The Supreme Court reiterated that a confessional statement given by an accused before a Police officer is inadmissible as evidence.
The appellants have challenged the judgment and order passed by the High Court of Karnataka in a Criminal Appeal which has upheld the order of conviction and sentence passed by the Trial Court against the appellants which convicted the appellants under Section 302 read with Section 34 IPC, and has sentenced them for life imprisonment.
The three judges bench of The Chief Justice of India Uday Umesh Lalit, Justice S. Ravindra Bhat and Justice Sudhanshu Dhulia observed that it is a case of circumstantial evidence and in a case of circumstantial evidence, the entire chain of evidence must be complete and the conclusions which is arrived after examining the chain of evidence must point towards the culpability of the accused and to no other conclusion.
The bench noted that this, however, is clearly missing from the case of the prosecution.

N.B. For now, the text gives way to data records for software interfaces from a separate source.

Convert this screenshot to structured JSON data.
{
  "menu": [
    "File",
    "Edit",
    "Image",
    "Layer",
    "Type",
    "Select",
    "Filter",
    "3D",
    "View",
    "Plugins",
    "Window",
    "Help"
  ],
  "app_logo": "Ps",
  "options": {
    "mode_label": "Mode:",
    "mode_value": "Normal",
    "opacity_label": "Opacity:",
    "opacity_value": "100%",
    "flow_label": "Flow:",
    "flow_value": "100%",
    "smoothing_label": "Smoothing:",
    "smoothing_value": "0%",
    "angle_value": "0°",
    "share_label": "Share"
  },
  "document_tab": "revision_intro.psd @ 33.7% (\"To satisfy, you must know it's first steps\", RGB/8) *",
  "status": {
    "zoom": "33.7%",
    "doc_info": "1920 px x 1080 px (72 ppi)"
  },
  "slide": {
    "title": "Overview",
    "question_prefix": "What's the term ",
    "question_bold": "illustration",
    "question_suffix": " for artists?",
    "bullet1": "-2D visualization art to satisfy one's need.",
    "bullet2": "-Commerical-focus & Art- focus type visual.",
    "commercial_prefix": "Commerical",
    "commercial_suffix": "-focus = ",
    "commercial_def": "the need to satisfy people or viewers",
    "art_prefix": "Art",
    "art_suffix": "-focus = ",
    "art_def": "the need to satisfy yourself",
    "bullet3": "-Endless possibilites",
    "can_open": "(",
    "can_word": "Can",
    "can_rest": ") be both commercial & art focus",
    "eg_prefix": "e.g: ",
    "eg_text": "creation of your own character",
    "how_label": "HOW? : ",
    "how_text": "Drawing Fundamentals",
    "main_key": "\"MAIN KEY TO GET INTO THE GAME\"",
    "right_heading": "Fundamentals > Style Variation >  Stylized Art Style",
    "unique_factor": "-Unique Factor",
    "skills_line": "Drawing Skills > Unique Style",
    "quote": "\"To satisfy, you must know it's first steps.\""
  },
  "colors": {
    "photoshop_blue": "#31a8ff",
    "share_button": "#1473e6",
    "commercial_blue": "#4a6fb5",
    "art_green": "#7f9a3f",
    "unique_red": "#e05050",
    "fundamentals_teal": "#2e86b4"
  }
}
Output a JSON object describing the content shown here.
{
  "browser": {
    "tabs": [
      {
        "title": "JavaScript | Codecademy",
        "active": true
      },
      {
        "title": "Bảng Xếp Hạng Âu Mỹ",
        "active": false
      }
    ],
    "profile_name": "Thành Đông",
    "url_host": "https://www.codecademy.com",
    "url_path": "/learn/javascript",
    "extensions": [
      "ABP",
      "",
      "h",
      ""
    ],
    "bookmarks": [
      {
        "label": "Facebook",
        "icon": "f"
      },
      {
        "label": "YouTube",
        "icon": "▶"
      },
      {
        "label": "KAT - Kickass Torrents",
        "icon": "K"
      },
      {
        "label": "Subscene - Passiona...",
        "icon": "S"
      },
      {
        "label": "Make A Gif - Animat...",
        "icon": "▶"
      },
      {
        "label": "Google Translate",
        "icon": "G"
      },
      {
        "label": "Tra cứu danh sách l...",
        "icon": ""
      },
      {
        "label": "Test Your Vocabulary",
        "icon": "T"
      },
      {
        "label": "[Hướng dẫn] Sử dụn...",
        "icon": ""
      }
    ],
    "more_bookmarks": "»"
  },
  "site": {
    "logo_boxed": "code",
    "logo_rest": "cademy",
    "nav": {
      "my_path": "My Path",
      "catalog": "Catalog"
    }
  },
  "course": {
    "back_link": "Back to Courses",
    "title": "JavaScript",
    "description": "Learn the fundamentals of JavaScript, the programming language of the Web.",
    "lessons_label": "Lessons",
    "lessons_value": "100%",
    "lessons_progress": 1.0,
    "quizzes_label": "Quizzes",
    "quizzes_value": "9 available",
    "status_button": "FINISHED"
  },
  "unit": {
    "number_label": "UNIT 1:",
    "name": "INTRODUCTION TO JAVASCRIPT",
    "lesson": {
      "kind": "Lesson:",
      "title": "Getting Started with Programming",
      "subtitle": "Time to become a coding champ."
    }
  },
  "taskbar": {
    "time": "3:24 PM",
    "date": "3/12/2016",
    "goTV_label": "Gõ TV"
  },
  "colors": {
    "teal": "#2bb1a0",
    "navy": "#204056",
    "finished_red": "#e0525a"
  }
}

The entire case of the prosecution is based on the so-called confessional statements or voluntary statements given by accused (all the present appellants) while they were in police custody.
“In a case of circumstantial evidence, the Court has to scrutinize each and every circumstantial possibility, which is placed before it in the form of an evidence and the evidence must point towards only one conclusion, which is the guilt of the accused” the court said.
The court added that it has become necessary to interfere with the findings for the reasons that both the High Court as well as the Sessions Court have ignored the well-established principles of criminal jurisprudences and have relied upon facts and evidences which are clearly inadmissible in a court of law.
The court set aside the order of the Sessions Judge and the High Court and ordered that the appellants shall be released from jail, unless they are wanted in some other crime.
Case title: Munikrishna @ Krishna etc. v/s State by Ulsoor ps
Citation: Criminal appeal nos.1597-1600 of 2022